Task item: Write out each line of the records that has "this" in it.
◇ ◇ ◇ ◇
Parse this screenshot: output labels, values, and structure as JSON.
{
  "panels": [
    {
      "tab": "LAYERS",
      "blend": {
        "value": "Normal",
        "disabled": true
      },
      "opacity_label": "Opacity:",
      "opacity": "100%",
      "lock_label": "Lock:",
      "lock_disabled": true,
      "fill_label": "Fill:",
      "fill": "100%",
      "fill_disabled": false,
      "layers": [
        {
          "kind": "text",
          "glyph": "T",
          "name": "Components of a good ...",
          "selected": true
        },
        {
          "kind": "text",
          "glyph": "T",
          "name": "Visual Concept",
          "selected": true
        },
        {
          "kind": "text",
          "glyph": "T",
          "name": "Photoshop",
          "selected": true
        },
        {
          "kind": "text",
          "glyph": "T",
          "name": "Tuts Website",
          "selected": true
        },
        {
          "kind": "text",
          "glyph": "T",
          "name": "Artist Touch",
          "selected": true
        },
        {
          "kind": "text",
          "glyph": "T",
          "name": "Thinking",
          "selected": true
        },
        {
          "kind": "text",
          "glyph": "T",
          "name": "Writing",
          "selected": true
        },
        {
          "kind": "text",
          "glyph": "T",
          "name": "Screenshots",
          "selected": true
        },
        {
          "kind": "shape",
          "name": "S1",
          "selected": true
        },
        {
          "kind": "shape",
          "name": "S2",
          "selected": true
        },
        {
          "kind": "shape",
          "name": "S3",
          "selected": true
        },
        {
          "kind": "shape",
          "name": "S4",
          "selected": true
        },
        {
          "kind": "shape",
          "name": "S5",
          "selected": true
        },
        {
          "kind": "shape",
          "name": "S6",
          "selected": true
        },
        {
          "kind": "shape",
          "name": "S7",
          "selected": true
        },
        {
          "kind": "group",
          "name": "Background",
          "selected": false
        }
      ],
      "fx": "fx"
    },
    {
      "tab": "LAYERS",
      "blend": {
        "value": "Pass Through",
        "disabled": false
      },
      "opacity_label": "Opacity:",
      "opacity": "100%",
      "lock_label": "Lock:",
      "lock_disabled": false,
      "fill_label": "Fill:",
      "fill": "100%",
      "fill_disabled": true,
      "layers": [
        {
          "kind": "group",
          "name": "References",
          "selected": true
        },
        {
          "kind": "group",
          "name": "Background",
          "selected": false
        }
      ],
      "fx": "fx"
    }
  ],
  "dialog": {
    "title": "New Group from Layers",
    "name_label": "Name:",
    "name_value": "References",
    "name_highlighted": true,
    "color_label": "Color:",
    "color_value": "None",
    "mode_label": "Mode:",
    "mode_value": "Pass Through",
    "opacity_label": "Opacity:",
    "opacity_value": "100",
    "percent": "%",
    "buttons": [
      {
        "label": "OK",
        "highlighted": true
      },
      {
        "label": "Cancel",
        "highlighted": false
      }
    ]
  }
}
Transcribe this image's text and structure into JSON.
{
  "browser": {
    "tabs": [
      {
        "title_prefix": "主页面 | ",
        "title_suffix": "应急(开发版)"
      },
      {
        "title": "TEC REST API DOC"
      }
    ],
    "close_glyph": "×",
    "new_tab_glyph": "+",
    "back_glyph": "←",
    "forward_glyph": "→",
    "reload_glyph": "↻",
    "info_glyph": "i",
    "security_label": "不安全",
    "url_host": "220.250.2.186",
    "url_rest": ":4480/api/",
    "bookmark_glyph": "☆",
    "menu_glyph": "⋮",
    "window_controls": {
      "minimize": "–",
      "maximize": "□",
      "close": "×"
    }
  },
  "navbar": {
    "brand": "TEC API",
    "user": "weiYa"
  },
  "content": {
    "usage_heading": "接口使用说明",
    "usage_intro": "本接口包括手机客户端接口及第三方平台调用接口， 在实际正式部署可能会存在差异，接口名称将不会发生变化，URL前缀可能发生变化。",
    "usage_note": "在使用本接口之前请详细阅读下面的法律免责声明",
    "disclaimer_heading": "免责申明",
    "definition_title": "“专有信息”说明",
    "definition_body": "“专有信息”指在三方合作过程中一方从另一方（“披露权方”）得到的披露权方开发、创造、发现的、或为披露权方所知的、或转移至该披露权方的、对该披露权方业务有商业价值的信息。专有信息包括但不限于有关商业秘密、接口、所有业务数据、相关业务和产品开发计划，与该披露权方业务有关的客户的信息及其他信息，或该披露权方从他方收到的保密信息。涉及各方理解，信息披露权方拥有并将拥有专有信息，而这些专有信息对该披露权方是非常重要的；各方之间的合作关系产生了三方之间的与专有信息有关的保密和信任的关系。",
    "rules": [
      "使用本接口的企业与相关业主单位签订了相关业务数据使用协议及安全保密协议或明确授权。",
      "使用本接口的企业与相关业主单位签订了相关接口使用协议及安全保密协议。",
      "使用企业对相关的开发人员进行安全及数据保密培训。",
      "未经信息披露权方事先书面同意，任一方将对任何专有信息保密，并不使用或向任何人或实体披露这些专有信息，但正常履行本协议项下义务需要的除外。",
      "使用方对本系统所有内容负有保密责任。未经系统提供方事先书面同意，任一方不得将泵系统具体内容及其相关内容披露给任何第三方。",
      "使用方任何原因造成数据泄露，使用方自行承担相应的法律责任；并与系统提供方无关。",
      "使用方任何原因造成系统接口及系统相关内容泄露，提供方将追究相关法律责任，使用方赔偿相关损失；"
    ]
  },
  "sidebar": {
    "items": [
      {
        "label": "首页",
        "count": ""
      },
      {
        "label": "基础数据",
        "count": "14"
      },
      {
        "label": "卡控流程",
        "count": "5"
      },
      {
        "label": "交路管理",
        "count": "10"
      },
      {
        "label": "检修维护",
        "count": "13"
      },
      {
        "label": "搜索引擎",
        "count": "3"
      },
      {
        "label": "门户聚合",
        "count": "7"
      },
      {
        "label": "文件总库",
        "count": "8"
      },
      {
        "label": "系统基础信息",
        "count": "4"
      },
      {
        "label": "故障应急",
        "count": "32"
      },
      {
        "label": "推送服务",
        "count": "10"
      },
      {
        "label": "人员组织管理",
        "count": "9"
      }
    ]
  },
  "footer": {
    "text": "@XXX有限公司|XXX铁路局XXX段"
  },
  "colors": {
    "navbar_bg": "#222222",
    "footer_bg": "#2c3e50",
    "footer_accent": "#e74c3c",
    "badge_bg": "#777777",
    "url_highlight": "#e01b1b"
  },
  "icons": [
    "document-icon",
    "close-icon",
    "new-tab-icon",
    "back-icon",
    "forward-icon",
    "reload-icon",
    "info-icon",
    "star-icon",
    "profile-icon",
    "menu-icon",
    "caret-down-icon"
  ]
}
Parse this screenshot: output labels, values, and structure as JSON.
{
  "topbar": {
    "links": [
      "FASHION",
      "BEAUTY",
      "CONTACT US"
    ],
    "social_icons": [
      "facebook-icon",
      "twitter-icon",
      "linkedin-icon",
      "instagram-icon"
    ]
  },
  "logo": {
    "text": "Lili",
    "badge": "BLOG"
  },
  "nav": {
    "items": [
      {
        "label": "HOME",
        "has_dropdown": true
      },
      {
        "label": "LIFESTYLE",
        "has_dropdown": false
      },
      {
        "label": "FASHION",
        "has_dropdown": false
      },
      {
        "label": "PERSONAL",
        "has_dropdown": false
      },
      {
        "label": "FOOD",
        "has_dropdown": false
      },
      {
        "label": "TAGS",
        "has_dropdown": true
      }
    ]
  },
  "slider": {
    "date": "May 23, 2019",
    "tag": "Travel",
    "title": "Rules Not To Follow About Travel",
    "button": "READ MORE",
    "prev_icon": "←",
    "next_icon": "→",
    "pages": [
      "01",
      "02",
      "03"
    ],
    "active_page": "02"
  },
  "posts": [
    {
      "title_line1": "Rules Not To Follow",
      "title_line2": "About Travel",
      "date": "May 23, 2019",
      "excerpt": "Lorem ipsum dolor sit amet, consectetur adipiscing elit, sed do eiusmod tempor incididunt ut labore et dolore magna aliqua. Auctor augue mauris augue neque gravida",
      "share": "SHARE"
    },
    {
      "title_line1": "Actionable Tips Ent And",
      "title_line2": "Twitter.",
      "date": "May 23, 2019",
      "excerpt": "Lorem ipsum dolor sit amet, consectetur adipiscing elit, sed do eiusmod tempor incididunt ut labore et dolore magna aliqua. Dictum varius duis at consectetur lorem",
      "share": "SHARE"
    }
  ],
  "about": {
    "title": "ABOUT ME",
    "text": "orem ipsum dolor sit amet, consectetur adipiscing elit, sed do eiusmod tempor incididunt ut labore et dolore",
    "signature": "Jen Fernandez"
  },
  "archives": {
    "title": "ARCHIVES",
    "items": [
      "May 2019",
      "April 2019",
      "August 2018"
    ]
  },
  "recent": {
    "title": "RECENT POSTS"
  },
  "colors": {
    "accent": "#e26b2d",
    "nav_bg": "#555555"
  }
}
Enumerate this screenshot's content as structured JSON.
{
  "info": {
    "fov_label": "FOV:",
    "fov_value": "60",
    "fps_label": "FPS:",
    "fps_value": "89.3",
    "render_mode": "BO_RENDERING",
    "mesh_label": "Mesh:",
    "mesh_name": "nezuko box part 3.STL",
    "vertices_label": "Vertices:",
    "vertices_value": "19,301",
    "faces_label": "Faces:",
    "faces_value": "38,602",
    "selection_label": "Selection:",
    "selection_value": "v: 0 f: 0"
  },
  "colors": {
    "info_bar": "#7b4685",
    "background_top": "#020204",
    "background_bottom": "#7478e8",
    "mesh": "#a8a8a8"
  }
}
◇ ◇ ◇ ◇
Output of the task:
Parse this screenshot: output labels, values, and structure as JSON.
Transcribe this image's text and structure into JSON.
Parse this screenshot: output labels, values, and structure as JSON.
Enumerate this screenshot's content as structured JSON.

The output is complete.